The Massachusetts Wetlands Protection Act (MGL Ch. 131 s.40) and its regulations (319 CMR 10) issued by the Massachusetts Division of Environmental Protection establish the science-based legal definitions used to identify and delineate wetlands and floodplains. Rivers, streams, lakes, and ponds are easy to identify and are generally found on town maps. Perennial streams shown on the U.S Geologic Survey topographic maps are presumed to have protected riverfront areas. However, a stream’s status as perennial or intermittent can be overcome with sufficient technical evidence. Vegetated wetlands are identified on the basis of their hydrologic characteristics (i.e. how wet they are). Characteristic vegetation - such as skunk cabbage, cinnamon fern, tussock sedge, high bush blueberry, is used to identify the presence and location of swamps, marshes, wet meadows, and other types of vegetated wetlands. Soil characteristics that reflect saturated soil conditions at or near the ground surface are also used. The top of bank is found at the first break in slope or the mean high water level. Bordering Land Subject to Flooding is identified by the Federal Emergency Management Agency for flood insurance purposes, by engineering calculations, or with reliable historical observations.
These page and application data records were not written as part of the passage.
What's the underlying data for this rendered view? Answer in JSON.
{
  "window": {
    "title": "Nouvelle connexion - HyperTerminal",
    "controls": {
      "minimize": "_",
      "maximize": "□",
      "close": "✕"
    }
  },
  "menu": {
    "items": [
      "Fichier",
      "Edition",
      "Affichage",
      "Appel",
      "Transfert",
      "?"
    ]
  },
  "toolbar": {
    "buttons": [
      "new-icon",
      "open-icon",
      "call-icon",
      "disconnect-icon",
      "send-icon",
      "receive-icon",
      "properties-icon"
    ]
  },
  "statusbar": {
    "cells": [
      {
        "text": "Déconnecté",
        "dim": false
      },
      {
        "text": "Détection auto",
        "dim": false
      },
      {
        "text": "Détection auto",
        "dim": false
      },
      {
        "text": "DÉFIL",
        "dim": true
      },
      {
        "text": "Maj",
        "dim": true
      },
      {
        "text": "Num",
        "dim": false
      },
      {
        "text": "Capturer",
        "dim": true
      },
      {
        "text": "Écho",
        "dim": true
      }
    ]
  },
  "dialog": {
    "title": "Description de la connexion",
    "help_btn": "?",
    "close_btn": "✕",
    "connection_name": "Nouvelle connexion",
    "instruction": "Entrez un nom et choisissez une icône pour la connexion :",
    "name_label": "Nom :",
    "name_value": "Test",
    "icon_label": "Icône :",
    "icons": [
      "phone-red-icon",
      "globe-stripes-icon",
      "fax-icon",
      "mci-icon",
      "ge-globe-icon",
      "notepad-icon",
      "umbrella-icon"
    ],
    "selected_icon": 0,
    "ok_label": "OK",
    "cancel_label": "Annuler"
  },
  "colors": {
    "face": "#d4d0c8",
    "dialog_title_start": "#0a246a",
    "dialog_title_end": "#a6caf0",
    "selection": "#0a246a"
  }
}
The Carlisle Conservation Commission has maps that show the approximate location of wetland boundaries throughout the town. However, such maps can only be used as guidance. Actual field delineations are required of permit applicants. The assistance of a wetland consultant and a land surveyor is often required to identify and delineate wetlands and floodplains. The Conservation Commission office can provide a list of consultants who have worked in Carlisle although the commission does not recommend specific firms or individuals.